The 22nd annual Bad Sex in Fiction award, lauded as “Britain’s most dreaded literary prize,” strikes again, among the victims, a host of high profile writers—former Pulitzer winner Michael Cunningham, previous Booker winner Ben Okri, prominent BBC journalist, Kirsty Wark, the lauded Haruki Murakami, and Richard Flanagan, for his Booker-winning novel The Narrow Road to the Deep North—which seems to prove, that writing fictitious sex is difficult for even the most talented of writers. The Guardian quotes last year shortlisted author, William Nicholson, on what it’s like to receive this ignoble award:
“there’s something uniquely dismaying about this particular criticism. . . . As well as questioning my talent as a writer, it questions my understanding of sex itself. To write bad sex, I must be either cynical, as a pornographer is cynical, or naive.”
The Literary Review claims their prize is to “draw attention to poorly written, perfunctory or redundant passages of sexual description in modern fiction” in order to discourage them.
For entertaining snippets from the shortlist, follow the Literary Review’s twitter account @lit_review.
Winners will be announced on December 3rd. See the shortlisters below:
The Affairs of Others, by Amy Grace Loyd
Colorless Tsukuru Tazaki and His Years of Pilgrimage, by Haruki Murakami
Desert God, by Wilbur Smith
The Hormone Factory, by Saskia Goldschmidt
The Legacy of Elizabeth Pringle, by Kirsty Wark
The Lemon Grove, by Helen Walsh

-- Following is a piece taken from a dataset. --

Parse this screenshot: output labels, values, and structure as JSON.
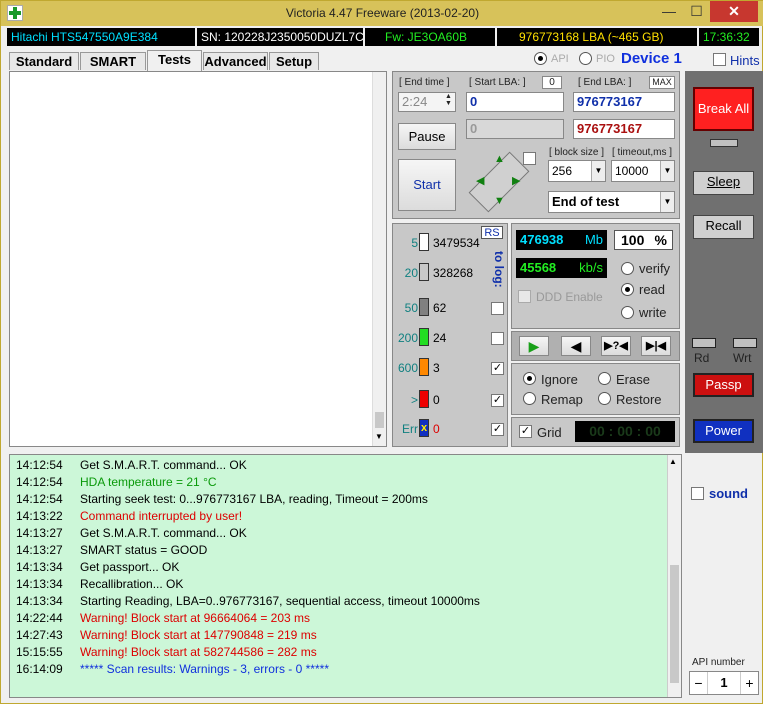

The Narrow Road to the Deep North, by Richard Flanagan
The Snow Queen, by Michael Cunningham
Things to Make and Break, by May-Lan Tan